[YOUR TASK] All that is needed is the listing, given back exactly.

[DATA EXTRACTS]
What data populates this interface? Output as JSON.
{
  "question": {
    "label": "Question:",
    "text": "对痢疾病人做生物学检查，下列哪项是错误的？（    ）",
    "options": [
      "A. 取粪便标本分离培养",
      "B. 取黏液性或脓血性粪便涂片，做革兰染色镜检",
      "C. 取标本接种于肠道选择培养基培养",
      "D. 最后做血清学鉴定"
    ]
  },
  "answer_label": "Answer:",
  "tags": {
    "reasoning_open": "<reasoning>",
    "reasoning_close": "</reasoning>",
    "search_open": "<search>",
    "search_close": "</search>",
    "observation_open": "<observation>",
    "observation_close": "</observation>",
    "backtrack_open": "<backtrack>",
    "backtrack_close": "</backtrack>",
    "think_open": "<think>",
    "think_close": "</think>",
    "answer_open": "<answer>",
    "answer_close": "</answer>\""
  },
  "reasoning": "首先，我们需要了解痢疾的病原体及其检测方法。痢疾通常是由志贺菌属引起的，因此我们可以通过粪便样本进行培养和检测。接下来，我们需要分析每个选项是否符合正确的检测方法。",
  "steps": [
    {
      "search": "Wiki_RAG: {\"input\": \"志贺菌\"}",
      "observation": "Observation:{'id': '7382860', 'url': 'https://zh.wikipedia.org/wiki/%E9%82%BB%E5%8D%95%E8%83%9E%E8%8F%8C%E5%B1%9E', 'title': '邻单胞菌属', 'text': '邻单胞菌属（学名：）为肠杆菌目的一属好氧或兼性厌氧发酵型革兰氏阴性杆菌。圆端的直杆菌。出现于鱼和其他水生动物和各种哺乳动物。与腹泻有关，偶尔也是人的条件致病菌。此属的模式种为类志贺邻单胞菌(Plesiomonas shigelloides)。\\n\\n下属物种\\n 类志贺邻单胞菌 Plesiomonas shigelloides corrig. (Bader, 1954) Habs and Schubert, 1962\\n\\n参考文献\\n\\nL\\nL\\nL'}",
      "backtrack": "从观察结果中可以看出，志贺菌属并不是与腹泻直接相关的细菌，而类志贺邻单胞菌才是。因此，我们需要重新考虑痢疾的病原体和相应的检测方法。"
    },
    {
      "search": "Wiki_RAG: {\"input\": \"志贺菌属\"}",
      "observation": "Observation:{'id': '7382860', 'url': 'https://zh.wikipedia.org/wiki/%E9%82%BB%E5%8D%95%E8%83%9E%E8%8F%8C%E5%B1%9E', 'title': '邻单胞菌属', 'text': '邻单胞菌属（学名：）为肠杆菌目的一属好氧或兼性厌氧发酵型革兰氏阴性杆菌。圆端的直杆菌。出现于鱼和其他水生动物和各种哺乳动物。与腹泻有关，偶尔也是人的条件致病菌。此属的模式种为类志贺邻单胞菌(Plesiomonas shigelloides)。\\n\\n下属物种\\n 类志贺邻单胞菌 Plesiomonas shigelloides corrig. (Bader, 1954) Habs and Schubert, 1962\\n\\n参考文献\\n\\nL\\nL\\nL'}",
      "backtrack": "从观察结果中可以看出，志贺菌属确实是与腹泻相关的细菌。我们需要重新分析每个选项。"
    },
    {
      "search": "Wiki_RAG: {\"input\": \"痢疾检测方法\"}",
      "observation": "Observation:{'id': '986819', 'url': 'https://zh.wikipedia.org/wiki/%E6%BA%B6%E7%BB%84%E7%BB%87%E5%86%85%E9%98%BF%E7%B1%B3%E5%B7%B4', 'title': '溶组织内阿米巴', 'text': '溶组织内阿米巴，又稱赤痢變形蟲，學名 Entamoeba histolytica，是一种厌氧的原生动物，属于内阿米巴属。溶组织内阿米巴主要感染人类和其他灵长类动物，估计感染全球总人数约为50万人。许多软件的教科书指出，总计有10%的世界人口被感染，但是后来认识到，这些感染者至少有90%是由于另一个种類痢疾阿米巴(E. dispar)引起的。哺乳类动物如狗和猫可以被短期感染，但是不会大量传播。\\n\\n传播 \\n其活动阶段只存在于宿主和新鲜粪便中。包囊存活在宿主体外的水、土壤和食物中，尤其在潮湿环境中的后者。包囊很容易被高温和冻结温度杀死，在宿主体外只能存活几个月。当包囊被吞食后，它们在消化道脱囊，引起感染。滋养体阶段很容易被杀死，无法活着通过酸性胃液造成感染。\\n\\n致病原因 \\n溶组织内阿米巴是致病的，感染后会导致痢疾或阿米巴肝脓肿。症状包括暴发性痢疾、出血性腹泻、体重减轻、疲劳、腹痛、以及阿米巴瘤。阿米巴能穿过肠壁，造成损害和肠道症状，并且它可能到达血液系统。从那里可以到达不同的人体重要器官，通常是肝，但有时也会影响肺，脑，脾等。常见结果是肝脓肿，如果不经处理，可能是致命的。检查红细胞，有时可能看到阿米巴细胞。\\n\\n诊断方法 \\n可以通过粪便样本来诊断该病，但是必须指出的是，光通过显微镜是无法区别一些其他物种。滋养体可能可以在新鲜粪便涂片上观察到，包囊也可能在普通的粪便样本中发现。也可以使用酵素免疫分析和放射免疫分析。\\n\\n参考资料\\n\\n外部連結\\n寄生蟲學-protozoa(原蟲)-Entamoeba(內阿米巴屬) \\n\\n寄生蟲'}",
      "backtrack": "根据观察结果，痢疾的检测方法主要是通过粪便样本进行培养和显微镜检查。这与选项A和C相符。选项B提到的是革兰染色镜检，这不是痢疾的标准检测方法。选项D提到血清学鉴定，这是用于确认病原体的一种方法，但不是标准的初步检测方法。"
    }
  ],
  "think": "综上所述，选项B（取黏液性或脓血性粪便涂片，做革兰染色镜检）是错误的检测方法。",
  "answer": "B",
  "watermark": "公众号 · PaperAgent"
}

[TASK OUTPUT]
What data populates this interface? Output as JSON.
{
  "question": {
    "label": "Question:",
    "text": "对痢疾病人做生物学检查，下列哪项是错误的？（    ）",
    "options": [
      "A. 取粪便标本分离培养",
      "B. 取黏液性或脓血性粪便涂片，做革兰染色镜检",
      "C. 取标本接种于肠道选择培养基培养",
      "D. 最后做血清学鉴定"
    ]
  },
  "answer_label": "Answer:",
  "tags": {
    "reasoning_open": "<reasoning>",
    "reasoning_close": "</reasoning>",
    "search_open": "<search>",
    "search_close": "</search>",
    "observation_open": "<observation>",
    "observation_close": "</observation>",
    "backtrack_open": "<backtrack>",
    "backtrack_close": "</backtrack>",
    "think_open": "<think>",
    "think_close": "</think>",
    "answer_open": "<answer>",
    "answer_close": "</answer>\""
  },
  "reasoning": "首先，我们需要了解痢疾的病原体及其检测方法。痢疾通常是由志贺菌属引起的，因此我们可以通过粪便样本进行培养和检测。接下来，我们需要分析每个选项是否符合正确的检测方法。",
  "steps": [
    {
      "search": "Wiki_RAG: {\"input\": \"志贺菌\"}",
      "observation": "Observation:{'id': '7382860', 'url': 'https://zh.wikipedia.org/wiki/%E9%82%BB%E5%8D%95%E8%83%9E%E8%8F%8C%E5%B1%9E', 'title': '邻单胞菌属', 'text': '邻单胞菌属（学名：）为肠杆菌目的一属好氧或兼性厌氧发酵型革兰氏阴性杆菌。圆端的直杆菌。出现于鱼和其他水生动物和各种哺乳动物。与腹泻有关，偶尔也是人的条件致病菌。此属的模式种为类志贺邻单胞菌(Plesiomonas shigelloides)。\\n\\n下属物种\\n 类志贺邻单胞菌 Plesiomonas shigelloides corrig. (Bader, 1954) Habs and Schubert, 1962\\n\\n参考文献\\n\\nL\\nL\\nL'}",
      "backtrack": "从观察结果中可以看出，志贺菌属并不是与腹泻直接相关的细菌，而类志贺邻单胞菌才是。因此，我们需要重新考虑痢疾的病原体和相应的检测方法。"
    },
    {
      "search": "Wiki_RAG: {\"input\": \"志贺菌属\"}",
      "observation": "Observation:{'id': '7382860', 'url': 'https://zh.wikipedia.org/wiki/%E9%82%BB%E5%8D%95%E8%83%9E%E8%8F%8C%E5%B1%9E', 'title': '邻单胞菌属', 'text': '邻单胞菌属（学名：）为肠杆菌目的一属好氧或兼性厌氧发酵型革兰氏阴性杆菌。圆端的直杆菌。出现于鱼和其他水生动物和各种哺乳动物。与腹泻有关，偶尔也是人的条件致病菌。此属的模式种为类志贺邻单胞菌(Plesiomonas shigelloides)。\\n\\n下属物种\\n 类志贺邻单胞菌 Plesiomonas shigelloides corrig. (Bader, 1954) Habs and Schubert, 1962\\n\\n参考文献\\n\\nL\\nL\\nL'}",
      "backtrack": "从观察结果中可以看出，志贺菌属确实是与腹泻相关的细菌。我们需要重新分析每个选项。"
    },
    {
      "search": "Wiki_RAG: {\"input\": \"痢疾检测方法\"}",
      "observation": "Observation:{'id': '986819', 'url': 'https://zh.wikipedia.org/wiki/%E6%BA%B6%E7%BB%84%E7%BB%87%E5%86%85%E9%98%BF%E7%B1%B3%E5%B7%B4', 'title': '溶组织内阿米巴', 'text': '溶组织内阿米巴，又稱赤痢變形蟲，學名 Entamoeba histolytica，是一种厌氧的原生动物，属于内阿米巴属。溶组织内阿米巴主要感染人类和其他灵长类动物，估计感染全球总人数约为50万人。许多软件的教科书指出，总计有10%的世界人口被感染，但是后来认识到，这些感染者至少有90%是由于另一个种類痢疾阿米巴(E. dispar)引起的。哺乳类动物如狗和猫可以被短期感染，但是不会大量传播。\\n\\n传播 \\n其活动阶段只存在于宿主和新鲜粪便中。包囊存活在宿主体外的水、土壤和食物中，尤其在潮湿环境中的后者。包囊很容易被高温和冻结温度杀死，在宿主体外只能存活几个月。当包囊被吞食后，它们在消化道脱囊，引起感染。滋养体阶段很容易被杀死，无法活着通过酸性胃液造成感染。\\n\\n致病原因 \\n溶组织内阿米巴是致病的，感染后会导致痢疾或阿米巴肝脓肿。症状包括暴发性痢疾、出血性腹泻、体重减轻、疲劳、腹痛、以及阿米巴瘤。阿米巴能穿过肠壁，造成损害和肠道症状，并且它可能到达血液系统。从那里可以到达不同的人体重要器官，通常是肝，但有时也会影响肺，脑，脾等。常见结果是肝脓肿，如果不经处理，可能是致命的。检查红细胞，有时可能看到阿米巴细胞。\\n\\n诊断方法 \\n可以通过粪便样本来诊断该病，但是必须指出的是，光通过显微镜是无法区别一些其他物种。滋养体可能可以在新鲜粪便涂片上观察到，包囊也可能在普通的粪便样本中发现。也可以使用酵素免疫分析和放射免疫分析。\\n\\n参考资料\\n\\n外部連結\\n寄生蟲學-protozoa(原蟲)-Entamoeba(內阿米巴屬) \\n\\n寄生蟲'}",
      "backtrack": "根据观察结果，痢疾的检测方法主要是通过粪便样本进行培养和显微镜检查。这与选项A和C相符。选项B提到的是革兰染色镜检，这不是痢疾的标准检测方法。选项D提到血清学鉴定，这是用于确认病原体的一种方法，但不是标准的初步检测方法。"
    }
  ],
  "think": "综上所述，选项B（取黏液性或脓血性粪便涂片，做革兰染色镜检）是错误的检测方法。",
  "answer": "B",
  "watermark": "公众号 · PaperAgent"
}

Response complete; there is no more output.